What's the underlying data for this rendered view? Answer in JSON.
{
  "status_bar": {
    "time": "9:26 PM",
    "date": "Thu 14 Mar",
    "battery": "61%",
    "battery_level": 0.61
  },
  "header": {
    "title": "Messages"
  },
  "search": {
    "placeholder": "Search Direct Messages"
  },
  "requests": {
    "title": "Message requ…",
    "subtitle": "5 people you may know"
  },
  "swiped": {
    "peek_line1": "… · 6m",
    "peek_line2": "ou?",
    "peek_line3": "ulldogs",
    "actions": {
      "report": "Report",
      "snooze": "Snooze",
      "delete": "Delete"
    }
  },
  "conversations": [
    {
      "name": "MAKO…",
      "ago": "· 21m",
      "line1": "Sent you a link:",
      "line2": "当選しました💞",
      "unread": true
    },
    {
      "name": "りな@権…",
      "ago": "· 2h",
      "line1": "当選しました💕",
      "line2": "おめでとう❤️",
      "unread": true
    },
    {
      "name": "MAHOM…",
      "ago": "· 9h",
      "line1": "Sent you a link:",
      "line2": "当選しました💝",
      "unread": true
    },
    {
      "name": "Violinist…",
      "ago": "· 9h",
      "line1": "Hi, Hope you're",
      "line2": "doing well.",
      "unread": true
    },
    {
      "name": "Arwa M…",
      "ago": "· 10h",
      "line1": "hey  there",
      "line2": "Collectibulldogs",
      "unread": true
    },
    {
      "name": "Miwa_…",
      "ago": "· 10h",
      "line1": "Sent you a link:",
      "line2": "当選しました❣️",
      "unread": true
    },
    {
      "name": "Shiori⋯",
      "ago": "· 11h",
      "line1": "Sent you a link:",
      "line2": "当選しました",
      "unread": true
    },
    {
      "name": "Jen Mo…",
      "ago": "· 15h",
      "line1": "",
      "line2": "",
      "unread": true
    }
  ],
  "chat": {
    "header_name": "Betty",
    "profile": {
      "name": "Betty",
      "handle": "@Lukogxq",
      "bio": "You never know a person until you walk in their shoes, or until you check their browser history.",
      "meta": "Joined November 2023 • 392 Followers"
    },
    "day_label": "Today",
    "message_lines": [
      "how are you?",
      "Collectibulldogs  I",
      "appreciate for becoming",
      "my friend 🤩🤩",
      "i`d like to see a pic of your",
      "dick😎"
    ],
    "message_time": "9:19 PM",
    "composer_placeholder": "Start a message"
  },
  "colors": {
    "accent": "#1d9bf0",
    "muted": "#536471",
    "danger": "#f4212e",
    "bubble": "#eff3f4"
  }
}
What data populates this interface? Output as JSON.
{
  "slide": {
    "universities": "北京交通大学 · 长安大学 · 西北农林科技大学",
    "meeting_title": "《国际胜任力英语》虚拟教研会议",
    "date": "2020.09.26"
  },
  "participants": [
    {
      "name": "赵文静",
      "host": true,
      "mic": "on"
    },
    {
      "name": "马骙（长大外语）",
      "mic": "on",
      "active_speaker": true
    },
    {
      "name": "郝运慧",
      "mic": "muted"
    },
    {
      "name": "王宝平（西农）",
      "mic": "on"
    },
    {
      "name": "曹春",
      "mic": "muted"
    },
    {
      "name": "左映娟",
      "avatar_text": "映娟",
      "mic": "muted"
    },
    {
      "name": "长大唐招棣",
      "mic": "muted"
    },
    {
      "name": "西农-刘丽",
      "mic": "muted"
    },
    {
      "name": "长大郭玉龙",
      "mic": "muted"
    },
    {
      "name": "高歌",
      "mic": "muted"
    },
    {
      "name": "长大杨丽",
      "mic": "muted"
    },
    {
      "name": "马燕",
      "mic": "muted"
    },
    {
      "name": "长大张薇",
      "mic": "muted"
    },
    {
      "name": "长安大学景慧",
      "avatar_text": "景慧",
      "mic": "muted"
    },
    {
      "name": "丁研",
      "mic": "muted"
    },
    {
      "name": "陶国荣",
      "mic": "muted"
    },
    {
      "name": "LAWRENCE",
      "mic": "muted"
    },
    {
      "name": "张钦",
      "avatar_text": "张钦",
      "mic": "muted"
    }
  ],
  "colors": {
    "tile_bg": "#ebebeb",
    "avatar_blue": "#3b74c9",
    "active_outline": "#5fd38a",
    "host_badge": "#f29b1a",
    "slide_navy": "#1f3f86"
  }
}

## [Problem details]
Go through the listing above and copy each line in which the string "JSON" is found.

## [Solution for this task]
What's the underlying data for this rendered view? Answer in JSON.
What data populates this interface? Output as JSON.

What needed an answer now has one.